> _WHAT YOU SHOULD DO_: Reproduce the following material exactly, including every line.

> _MATERIALS PROVIDED_:
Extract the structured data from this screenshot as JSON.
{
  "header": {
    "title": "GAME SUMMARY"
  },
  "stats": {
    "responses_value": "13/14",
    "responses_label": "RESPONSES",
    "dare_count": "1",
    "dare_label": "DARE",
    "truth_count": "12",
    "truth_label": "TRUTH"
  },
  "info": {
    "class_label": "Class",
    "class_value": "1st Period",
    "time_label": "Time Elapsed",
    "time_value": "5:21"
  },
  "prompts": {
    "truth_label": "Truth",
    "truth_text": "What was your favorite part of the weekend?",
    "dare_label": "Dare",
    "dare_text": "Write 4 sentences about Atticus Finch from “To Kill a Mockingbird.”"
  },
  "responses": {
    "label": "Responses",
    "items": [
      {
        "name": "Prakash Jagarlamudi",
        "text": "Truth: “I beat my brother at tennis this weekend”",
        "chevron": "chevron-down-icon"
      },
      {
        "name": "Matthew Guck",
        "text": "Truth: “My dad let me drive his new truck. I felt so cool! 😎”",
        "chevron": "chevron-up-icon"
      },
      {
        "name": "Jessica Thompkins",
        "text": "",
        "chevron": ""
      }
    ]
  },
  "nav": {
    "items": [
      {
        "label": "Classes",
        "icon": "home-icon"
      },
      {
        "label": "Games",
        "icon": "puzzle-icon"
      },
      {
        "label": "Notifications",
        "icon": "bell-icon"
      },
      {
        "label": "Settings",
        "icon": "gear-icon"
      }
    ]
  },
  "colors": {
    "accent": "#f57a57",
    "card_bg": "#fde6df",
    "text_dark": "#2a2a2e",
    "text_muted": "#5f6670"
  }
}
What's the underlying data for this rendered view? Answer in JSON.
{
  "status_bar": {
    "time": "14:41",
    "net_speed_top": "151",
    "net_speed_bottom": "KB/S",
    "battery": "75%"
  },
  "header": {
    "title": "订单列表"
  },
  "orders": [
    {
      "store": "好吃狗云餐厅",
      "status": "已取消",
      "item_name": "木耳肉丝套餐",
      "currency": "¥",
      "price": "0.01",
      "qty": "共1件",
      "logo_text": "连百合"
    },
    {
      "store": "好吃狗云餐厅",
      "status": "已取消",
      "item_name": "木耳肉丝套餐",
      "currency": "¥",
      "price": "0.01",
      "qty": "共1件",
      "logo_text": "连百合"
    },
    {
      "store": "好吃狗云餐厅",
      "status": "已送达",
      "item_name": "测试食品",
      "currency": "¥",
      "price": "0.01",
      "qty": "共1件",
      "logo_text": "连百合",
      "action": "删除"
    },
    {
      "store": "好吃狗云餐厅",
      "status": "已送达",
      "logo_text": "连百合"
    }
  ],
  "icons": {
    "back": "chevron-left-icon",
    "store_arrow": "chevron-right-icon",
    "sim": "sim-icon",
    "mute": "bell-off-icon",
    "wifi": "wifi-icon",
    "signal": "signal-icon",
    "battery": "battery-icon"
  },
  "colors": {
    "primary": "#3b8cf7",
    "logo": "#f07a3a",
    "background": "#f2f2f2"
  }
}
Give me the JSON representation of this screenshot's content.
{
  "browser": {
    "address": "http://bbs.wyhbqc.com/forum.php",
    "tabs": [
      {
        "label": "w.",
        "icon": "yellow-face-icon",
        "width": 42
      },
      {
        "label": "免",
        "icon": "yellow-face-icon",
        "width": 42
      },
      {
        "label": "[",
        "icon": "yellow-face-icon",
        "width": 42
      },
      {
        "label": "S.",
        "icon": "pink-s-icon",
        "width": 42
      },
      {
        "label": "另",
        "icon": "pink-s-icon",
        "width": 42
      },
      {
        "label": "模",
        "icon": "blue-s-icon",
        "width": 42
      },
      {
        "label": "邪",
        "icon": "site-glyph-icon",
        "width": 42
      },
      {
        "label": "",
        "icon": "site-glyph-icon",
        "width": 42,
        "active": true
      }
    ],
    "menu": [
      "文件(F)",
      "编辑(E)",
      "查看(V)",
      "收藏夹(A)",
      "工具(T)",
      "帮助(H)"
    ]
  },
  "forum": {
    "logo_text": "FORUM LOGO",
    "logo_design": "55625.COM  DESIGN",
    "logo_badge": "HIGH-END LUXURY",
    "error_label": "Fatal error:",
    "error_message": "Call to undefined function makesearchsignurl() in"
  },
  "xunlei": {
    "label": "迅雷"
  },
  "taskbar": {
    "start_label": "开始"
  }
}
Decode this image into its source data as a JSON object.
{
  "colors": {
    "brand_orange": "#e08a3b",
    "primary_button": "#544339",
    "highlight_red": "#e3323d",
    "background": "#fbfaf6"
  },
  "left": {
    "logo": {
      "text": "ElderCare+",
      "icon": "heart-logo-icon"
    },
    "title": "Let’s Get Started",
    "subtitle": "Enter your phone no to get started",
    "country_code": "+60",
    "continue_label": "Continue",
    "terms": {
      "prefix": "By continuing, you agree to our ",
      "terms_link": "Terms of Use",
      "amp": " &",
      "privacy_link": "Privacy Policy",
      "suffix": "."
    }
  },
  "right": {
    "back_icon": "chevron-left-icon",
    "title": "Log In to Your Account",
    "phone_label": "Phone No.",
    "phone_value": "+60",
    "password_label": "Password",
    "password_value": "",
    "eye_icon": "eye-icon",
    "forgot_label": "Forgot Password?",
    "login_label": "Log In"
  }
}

> _ANSWER AREA_:
Extract the structured data from this screenshot as JSON.
{
  "header": {
    "title": "GAME SUMMARY"
  },
  "stats": {
    "responses_value": "13/14",
    "responses_label": "RESPONSES",
    "dare_count": "1",
    "dare_label": "DARE",
    "truth_count": "12",
    "truth_label": "TRUTH"
  },
  "info": {
    "class_label": "Class",
    "class_value": "1st Period",
    "time_label": "Time Elapsed",
    "time_value": "5:21"
  },
  "prompts": {
    "truth_label": "Truth",
    "truth_text": "What was your favorite part of the weekend?",
    "dare_label": "Dare",
    "dare_text": "Write 4 sentences about Atticus Finch from “To Kill a Mockingbird.”"
  },
  "responses": {
    "label": "Responses",
    "items": [
      {
        "name": "Prakash Jagarlamudi",
        "text": "Truth: “I beat my brother at tennis this weekend”",
        "chevron": "chevron-down-icon"
      },
      {
        "name": "Matthew Guck",
        "text": "Truth: “My dad let me drive his new truck. I felt so cool! 😎”",
        "chevron": "chevron-up-icon"
      },
      {
        "name": "Jessica Thompkins",
        "text": "",
        "chevron": ""
      }
    ]
  },
  "nav": {
    "items": [
      {
        "label": "Classes",
        "icon": "home-icon"
      },
      {
        "label": "Games",
        "icon": "puzzle-icon"
      },
      {
        "label": "Notifications",
        "icon": "bell-icon"
      },
      {
        "label": "Settings",
        "icon": "gear-icon"
      }
    ]
  },
  "colors": {
    "accent": "#f57a57",
    "card_bg": "#fde6df",
    "text_dark": "#2a2a2e",
    "text_muted": "#5f6670"
  }
}
What's the underlying data for this rendered view? Answer in JSON.
{
  "status_bar": {
    "time": "14:41",
    "net_speed_top": "151",
    "net_speed_bottom": "KB/S",
    "battery": "75%"
  },
  "header": {
    "title": "订单列表"
  },
  "orders": [
    {
      "store": "好吃狗云餐厅",
      "status": "已取消",
      "item_name": "木耳肉丝套餐",
      "currency": "¥",
      "price": "0.01",
      "qty": "共1件",
      "logo_text": "连百合"
    },
    {
      "store": "好吃狗云餐厅",
      "status": "已取消",
      "item_name": "木耳肉丝套餐",
      "currency": "¥",
      "price": "0.01",
      "qty": "共1件",
      "logo_text": "连百合"
    },
    {
      "store": "好吃狗云餐厅",
      "status": "已送达",
      "item_name": "测试食品",
      "currency": "¥",
      "price": "0.01",
      "qty": "共1件",
      "logo_text": "连百合",
      "action": "删除"
    },
    {
      "store": "好吃狗云餐厅",
      "status": "已送达",
      "logo_text": "连百合"
    }
  ],
  "icons": {
    "back": "chevron-left-icon",
    "store_arrow": "chevron-right-icon",
    "sim": "sim-icon",
    "mute": "bell-off-icon",
    "wifi": "wifi-icon",
    "signal": "signal-icon",
    "battery": "battery-icon"
  },
  "colors": {
    "primary": "#3b8cf7",
    "logo": "#f07a3a",
    "background": "#f2f2f2"
  }
}
Give me the JSON representation of this screenshot's content.
{
  "browser": {
    "address": "http://bbs.wyhbqc.com/forum.php",
    "tabs": [
      {
        "label": "w.",
        "icon": "yellow-face-icon",
        "width": 42
      },
      {
        "label": "免",
        "icon": "yellow-face-icon",
        "width": 42
      },
      {
        "label": "[",
        "icon": "yellow-face-icon",
        "width": 42
      },
      {
        "label": "S.",
        "icon": "pink-s-icon",
        "width": 42
      },
      {
        "label": "另",
        "icon": "pink-s-icon",
        "width": 42
      },
      {
        "label": "模",
        "icon": "blue-s-icon",
        "width": 42
      },
      {
        "label": "邪",
        "icon": "site-glyph-icon",
        "width": 42
      },
      {
        "label": "",
        "icon": "site-glyph-icon",
        "width": 42,
        "active": true
      }
    ],
    "menu": [
      "文件(F)",
      "编辑(E)",
      "查看(V)",
      "收藏夹(A)",
      "工具(T)",
      "帮助(H)"
    ]
  },
  "forum": {
    "logo_text": "FORUM LOGO",
    "logo_design": "55625.COM  DESIGN",
    "logo_badge": "HIGH-END LUXURY",
    "error_label": "Fatal error:",
    "error_message": "Call to undefined function makesearchsignurl() in"
  },
  "xunlei": {
    "label": "迅雷"
  },
  "taskbar": {
    "start_label": "开始"
  }
}
Decode this image into its source data as a JSON object.
{
  "colors": {
    "brand_orange": "#e08a3b",
    "primary_button": "#544339",
    "highlight_red": "#e3323d",
    "background": "#fbfaf6"
  },
  "left": {
    "logo": {
      "text": "ElderCare+",
      "icon": "heart-logo-icon"
    },
    "title": "Let’s Get Started",
    "subtitle": "Enter your phone no to get started",
    "country_code": "+60",
    "continue_label": "Continue",
    "terms": {
      "prefix": "By continuing, you agree to our ",
      "terms_link": "Terms of Use",
      "amp": " &",
      "privacy_link": "Privacy Policy",
      "suffix": "."
    }
  },
  "right": {
    "back_icon": "chevron-left-icon",
    "title": "Log In to Your Account",
    "phone_label": "Phone No.",
    "phone_value": "+60",
    "password_label": "Password",
    "password_value": "",
    "eye_icon": "eye-icon",
    "forgot_label": "Forgot Password?",
    "login_label": "Log In"
  }
}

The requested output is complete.